What you need to do. Reproduce every record below exactly as it appears.
=== Material supplied ===
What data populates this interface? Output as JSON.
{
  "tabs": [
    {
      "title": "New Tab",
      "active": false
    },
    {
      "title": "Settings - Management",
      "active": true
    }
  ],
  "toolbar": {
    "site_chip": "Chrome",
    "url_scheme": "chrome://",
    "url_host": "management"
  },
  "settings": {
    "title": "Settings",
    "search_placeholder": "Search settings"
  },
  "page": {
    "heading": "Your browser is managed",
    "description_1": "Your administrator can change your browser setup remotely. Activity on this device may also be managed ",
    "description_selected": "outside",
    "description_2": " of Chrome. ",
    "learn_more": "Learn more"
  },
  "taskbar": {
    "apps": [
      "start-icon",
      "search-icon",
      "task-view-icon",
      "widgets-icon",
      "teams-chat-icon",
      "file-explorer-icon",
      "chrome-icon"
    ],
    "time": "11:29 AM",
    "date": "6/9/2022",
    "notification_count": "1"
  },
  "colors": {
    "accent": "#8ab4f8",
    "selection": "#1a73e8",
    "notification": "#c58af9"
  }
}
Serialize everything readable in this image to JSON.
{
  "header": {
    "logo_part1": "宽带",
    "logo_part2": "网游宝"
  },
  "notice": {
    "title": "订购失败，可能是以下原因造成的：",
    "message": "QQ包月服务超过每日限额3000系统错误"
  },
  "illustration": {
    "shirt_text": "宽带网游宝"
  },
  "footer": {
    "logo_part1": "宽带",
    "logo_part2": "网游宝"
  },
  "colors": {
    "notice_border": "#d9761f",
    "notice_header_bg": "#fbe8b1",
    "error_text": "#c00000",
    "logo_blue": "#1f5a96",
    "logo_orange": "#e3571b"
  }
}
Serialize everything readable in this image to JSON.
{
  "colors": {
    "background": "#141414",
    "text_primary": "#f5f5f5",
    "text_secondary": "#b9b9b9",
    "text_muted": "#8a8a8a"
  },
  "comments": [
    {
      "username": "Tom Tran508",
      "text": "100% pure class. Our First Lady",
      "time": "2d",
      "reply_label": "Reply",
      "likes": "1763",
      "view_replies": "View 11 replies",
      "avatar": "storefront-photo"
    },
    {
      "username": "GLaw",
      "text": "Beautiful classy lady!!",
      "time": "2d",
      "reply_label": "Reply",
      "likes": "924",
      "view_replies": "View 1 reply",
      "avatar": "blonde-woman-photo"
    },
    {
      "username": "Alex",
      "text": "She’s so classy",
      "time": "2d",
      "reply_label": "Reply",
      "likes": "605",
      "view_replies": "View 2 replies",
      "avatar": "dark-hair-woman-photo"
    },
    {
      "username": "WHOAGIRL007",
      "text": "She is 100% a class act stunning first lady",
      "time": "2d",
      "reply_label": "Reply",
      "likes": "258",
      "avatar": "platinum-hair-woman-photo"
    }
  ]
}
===
Answer below.
What data populates this interface? Output as JSON.
{
  "tabs": [
    {
      "title": "New Tab",
      "active": false
    },
    {
      "title": "Settings - Management",
      "active": true
    }
  ],
  "toolbar": {
    "site_chip": "Chrome",
    "url_scheme": "chrome://",
    "url_host": "management"
  },
  "settings": {
    "title": "Settings",
    "search_placeholder": "Search settings"
  },
  "page": {
    "heading": "Your browser is managed",
    "description_1": "Your administrator can change your browser setup remotely. Activity on this device may also be managed ",
    "description_selected": "outside",
    "description_2": " of Chrome. ",
    "learn_more": "Learn more"
  },
  "taskbar": {
    "apps": [
      "start-icon",
      "search-icon",
      "task-view-icon",
      "widgets-icon",
      "teams-chat-icon",
      "file-explorer-icon",
      "chrome-icon"
    ],
    "time": "11:29 AM",
    "date": "6/9/2022",
    "notification_count": "1"
  },
  "colors": {
    "accent": "#8ab4f8",
    "selection": "#1a73e8",
    "notification": "#c58af9"
  }
}
Serialize everything readable in this image to JSON.
{
  "header": {
    "logo_part1": "宽带",
    "logo_part2": "网游宝"
  },
  "notice": {
    "title": "订购失败，可能是以下原因造成的：",
    "message": "QQ包月服务超过每日限额3000系统错误"
  },
  "illustration": {
    "shirt_text": "宽带网游宝"
  },
  "footer": {
    "logo_part1": "宽带",
    "logo_part2": "网游宝"
  },
  "colors": {
    "notice_border": "#d9761f",
    "notice_header_bg": "#fbe8b1",
    "error_text": "#c00000",
    "logo_blue": "#1f5a96",
    "logo_orange": "#e3571b"
  }
}
Serialize everything readable in this image to JSON.
{
  "colors": {
    "background": "#141414",
    "text_primary": "#f5f5f5",
    "text_secondary": "#b9b9b9",
    "text_muted": "#8a8a8a"
  },
  "comments": [
    {
      "username": "Tom Tran508",
      "text": "100% pure class. Our First Lady",
      "time": "2d",
      "reply_label": "Reply",
      "likes": "1763",
      "view_replies": "View 11 replies",
      "avatar": "storefront-photo"
    },
    {
      "username": "GLaw",
      "text": "Beautiful classy lady!!",
      "time": "2d",
      "reply_label": "Reply",
      "likes": "924",
      "view_replies": "View 1 reply",
      "avatar": "blonde-woman-photo"
    },
    {
      "username": "Alex",
      "text": "She’s so classy",
      "time": "2d",
      "reply_label": "Reply",
      "likes": "605",
      "view_replies": "View 2 replies",
      "avatar": "dark-hair-woman-photo"
    },
    {
      "username": "WHOAGIRL007",
      "text": "She is 100% a class act stunning first lady",
      "time": "2d",
      "reply_label": "Reply",
      "likes": "258",
      "avatar": "platinum-hair-woman-photo"
    }
  ]
}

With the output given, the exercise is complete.